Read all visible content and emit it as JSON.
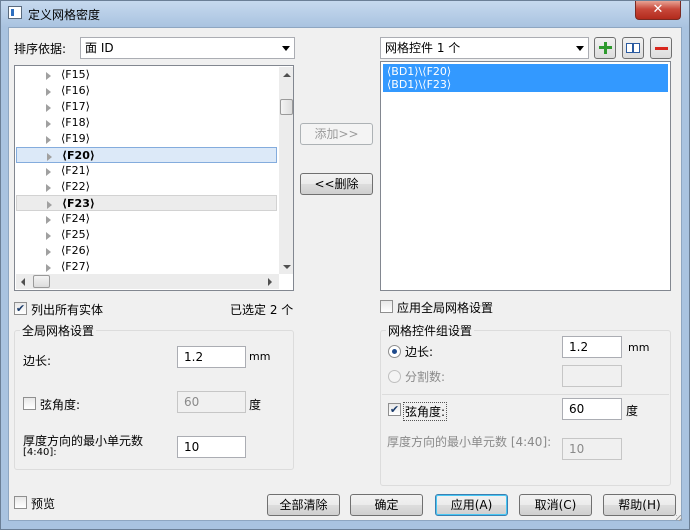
{
  "window": {
    "title": "定义网格密度"
  },
  "sort": {
    "label": "排序依据:",
    "value": "面 ID"
  },
  "tree": {
    "items": [
      {
        "label": "⟨F15⟩",
        "state": "normal"
      },
      {
        "label": "⟨F16⟩",
        "state": "normal"
      },
      {
        "label": "⟨F17⟩",
        "state": "normal"
      },
      {
        "label": "⟨F18⟩",
        "state": "normal"
      },
      {
        "label": "⟨F19⟩",
        "state": "normal"
      },
      {
        "label": "⟨F20⟩",
        "state": "selected"
      },
      {
        "label": "⟨F21⟩",
        "state": "normal"
      },
      {
        "label": "⟨F22⟩",
        "state": "normal"
      },
      {
        "label": "⟨F23⟩",
        "state": "selected-inactive"
      },
      {
        "label": "⟨F24⟩",
        "state": "normal"
      },
      {
        "label": "⟨F25⟩",
        "state": "normal"
      },
      {
        "label": "⟨F26⟩",
        "state": "normal"
      },
      {
        "label": "⟨F27⟩",
        "state": "normal"
      }
    ]
  },
  "buttons": {
    "add": "添加>>",
    "remove": "<<删除",
    "clear_all": "全部清除",
    "ok": "确定",
    "apply": "应用(A)",
    "cancel": "取消(C)",
    "help": "帮助(H)"
  },
  "list_all": {
    "label": "列出所有实体",
    "checked": true
  },
  "selected_count": "已选定 2 个",
  "mesh_control": {
    "combo_value": "网格控件 1 个",
    "items": [
      "⟨BD1⟩\\⟨F20⟩",
      "⟨BD1⟩\\⟨F23⟩"
    ]
  },
  "apply_global": {
    "label": "应用全局网格设置",
    "checked": false
  },
  "global": {
    "title": "全局网格设置",
    "edge_label": "边长:",
    "edge_value": "1.2",
    "edge_unit": "mm",
    "chord_label": "弦角度:",
    "chord_value": "60",
    "chord_unit": "度",
    "min_elems_label": "厚度方向的最小单元数",
    "min_elems_range": "[4:40]:",
    "min_elems_value": "10"
  },
  "group": {
    "title": "网格控件组设置",
    "edge_label": "边长:",
    "edge_value": "1.2",
    "edge_unit": "mm",
    "divisions_label": "分割数:",
    "divisions_value": "",
    "chord_label": "弦角度:",
    "chord_value": "60",
    "chord_unit": "度",
    "min_elems_label": "厚度方向的最小单元数 [4:40]:",
    "min_elems_value": "10"
  },
  "preview": {
    "label": "预览",
    "checked": false
  },
  "colors": {
    "selection": "#3399ff",
    "add_icon": "#2e9a2e",
    "remove_icon": "#d8271e"
  }
}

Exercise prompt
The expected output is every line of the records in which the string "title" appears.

Task response
    "title": "定义网格密度"
    "title": "全局网格设置",
    "title": "网格控件组设置",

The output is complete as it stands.